I have been thinking about chess skill. I wonder if anyone has tried to study all the components of chess skill? On personal reflection, I think that chess skill can be broken into four parts:
1. Vision. This is something I developed at the age of 14, when I realized I could see all the all the moves available on the board at the same time. Chess vision is the ability to see things instantly that others would have to think about.
2. Pattern recognition. This is similar vision, except that chess can create many complex patterns. Through experience and study, skilled players have developed the ability to recognize these patterns in their games, sometimes almost instantly.
3. Knowledge. Many complicated strategies have been worked out about chess, and players have to memorize some of them to compete seriously. I have spent a great deal of time committing chess strategies to memory.
4. Understanding. This is by far the most important. There are areas of the game that I understand so well that they require almost no thought or effort on my part. I can play these positions with ease. There are other areas of the the game where I feel completely ignorant. For example, sometimes I get into positions that make me uncomfortable because I don't understand them very well.
The reason why understanding is so important is because the more we understand something, the easier it is to learn. This worked really well for me on my computer studies, because the concepts came easy for me, so it didn't take much effort to learn them.
I think many players try to learn things in chess without fully understanding them. At times I have been guilty of this. It can be difficult because chess is a hard to comprehend game. There are many different areas in chess, each of which can be separate field of knowledge.

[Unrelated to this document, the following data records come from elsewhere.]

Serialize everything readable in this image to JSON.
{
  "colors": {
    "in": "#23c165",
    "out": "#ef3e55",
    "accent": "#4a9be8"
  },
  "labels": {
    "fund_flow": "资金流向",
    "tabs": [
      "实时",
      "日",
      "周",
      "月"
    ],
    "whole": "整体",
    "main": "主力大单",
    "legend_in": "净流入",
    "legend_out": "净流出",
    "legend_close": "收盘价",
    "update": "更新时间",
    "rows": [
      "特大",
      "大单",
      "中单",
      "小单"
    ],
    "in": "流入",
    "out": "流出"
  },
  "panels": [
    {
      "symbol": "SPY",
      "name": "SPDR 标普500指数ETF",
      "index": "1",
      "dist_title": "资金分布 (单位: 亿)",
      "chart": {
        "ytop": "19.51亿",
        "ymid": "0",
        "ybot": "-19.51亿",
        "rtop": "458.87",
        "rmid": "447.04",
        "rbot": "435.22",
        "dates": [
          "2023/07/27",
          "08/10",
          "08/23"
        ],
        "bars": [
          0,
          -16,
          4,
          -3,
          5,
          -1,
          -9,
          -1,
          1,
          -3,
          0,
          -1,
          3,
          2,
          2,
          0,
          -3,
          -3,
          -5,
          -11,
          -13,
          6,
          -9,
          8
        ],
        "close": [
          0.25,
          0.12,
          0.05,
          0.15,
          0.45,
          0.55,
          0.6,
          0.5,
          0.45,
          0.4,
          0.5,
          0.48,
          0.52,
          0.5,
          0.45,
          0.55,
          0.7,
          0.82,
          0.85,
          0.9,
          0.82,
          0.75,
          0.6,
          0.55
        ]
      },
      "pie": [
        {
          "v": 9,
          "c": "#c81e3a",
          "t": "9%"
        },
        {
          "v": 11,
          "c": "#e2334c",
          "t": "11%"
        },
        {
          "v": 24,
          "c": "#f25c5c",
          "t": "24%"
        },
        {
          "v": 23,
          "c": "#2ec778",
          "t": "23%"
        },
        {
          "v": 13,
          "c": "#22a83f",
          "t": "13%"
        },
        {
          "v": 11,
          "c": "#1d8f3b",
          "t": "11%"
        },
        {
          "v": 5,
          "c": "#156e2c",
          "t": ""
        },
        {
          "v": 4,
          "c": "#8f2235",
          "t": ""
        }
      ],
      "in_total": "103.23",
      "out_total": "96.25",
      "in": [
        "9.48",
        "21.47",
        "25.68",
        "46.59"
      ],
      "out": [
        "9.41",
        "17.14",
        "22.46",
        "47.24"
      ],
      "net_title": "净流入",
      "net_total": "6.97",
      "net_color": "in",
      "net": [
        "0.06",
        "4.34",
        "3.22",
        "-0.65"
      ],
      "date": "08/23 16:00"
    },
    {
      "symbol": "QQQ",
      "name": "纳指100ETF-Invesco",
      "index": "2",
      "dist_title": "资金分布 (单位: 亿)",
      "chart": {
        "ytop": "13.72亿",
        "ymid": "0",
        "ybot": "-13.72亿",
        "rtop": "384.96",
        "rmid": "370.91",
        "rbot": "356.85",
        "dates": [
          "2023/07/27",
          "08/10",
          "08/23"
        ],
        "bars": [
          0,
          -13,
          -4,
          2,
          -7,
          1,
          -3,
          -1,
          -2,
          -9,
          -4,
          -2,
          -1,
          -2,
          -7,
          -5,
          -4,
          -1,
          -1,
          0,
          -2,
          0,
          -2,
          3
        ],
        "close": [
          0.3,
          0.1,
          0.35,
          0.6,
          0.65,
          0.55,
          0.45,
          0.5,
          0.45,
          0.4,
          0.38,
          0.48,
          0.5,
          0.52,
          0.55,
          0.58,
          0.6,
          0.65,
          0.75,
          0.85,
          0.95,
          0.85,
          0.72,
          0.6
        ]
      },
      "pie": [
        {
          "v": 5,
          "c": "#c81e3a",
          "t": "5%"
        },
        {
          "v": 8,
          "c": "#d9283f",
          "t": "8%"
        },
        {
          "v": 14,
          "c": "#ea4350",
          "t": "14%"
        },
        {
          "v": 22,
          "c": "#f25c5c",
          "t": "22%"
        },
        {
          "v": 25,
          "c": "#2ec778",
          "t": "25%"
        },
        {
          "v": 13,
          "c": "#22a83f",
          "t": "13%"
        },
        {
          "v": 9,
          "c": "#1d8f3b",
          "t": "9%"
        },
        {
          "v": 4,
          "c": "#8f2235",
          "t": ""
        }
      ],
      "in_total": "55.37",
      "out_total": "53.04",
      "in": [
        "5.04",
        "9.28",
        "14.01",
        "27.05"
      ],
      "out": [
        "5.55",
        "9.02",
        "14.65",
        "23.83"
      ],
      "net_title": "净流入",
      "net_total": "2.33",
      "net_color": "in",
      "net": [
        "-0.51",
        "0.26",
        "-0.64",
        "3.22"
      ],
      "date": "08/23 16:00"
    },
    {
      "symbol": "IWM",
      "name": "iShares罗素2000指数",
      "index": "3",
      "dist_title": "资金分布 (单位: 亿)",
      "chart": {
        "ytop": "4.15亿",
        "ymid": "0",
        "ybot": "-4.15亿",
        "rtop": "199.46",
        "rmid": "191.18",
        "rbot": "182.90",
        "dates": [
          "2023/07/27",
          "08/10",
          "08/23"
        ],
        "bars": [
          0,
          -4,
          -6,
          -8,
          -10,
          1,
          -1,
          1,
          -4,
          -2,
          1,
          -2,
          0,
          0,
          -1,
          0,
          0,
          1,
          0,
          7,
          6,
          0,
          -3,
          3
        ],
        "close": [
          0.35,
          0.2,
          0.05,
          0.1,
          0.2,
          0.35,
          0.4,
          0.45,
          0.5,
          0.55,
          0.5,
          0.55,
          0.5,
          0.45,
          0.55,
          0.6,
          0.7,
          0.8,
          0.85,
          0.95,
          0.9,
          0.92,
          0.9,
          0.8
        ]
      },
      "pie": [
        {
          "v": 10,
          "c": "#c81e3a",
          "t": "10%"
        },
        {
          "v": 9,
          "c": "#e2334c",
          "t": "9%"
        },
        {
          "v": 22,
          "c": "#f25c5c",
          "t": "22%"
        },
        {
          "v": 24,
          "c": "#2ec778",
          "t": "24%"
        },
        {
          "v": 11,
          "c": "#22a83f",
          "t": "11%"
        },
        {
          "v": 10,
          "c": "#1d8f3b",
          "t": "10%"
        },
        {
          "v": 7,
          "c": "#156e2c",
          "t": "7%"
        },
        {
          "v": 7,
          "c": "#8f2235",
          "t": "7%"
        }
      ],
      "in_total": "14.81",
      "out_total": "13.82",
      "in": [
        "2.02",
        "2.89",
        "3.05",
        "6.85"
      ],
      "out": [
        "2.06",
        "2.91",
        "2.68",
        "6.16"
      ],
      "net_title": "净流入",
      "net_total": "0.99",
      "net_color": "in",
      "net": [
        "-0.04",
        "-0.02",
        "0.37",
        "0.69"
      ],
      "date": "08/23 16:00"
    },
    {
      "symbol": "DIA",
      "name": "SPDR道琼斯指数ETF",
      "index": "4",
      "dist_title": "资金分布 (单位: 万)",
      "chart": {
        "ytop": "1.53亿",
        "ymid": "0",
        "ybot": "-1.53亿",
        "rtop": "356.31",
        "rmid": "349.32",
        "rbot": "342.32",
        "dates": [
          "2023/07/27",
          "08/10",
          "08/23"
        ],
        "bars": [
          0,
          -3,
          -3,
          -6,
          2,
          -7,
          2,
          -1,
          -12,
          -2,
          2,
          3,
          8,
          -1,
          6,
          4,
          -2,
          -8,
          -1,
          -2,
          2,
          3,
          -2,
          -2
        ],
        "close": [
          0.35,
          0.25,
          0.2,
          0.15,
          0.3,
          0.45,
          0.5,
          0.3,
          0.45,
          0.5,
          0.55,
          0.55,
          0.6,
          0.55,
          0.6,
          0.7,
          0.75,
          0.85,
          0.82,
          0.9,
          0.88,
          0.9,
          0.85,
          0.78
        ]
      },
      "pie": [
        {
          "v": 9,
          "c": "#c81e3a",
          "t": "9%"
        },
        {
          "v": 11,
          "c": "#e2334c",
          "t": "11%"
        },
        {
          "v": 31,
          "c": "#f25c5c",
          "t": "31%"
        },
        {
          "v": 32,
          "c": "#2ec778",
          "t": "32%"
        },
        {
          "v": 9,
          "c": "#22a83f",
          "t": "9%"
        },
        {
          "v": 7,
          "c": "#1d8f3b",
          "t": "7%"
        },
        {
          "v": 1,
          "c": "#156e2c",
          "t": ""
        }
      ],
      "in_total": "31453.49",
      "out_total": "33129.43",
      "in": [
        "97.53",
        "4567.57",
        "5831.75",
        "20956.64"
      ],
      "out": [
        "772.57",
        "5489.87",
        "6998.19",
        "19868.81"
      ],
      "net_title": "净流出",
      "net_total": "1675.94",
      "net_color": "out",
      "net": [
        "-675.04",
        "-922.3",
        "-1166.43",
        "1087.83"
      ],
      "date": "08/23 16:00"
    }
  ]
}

So to be a good student at chess, one needs either good coaches or good books that explain the concepts well, and the student needs to make sure that he really understands what it is that he is learning. The same thing could probably be said about any field of study.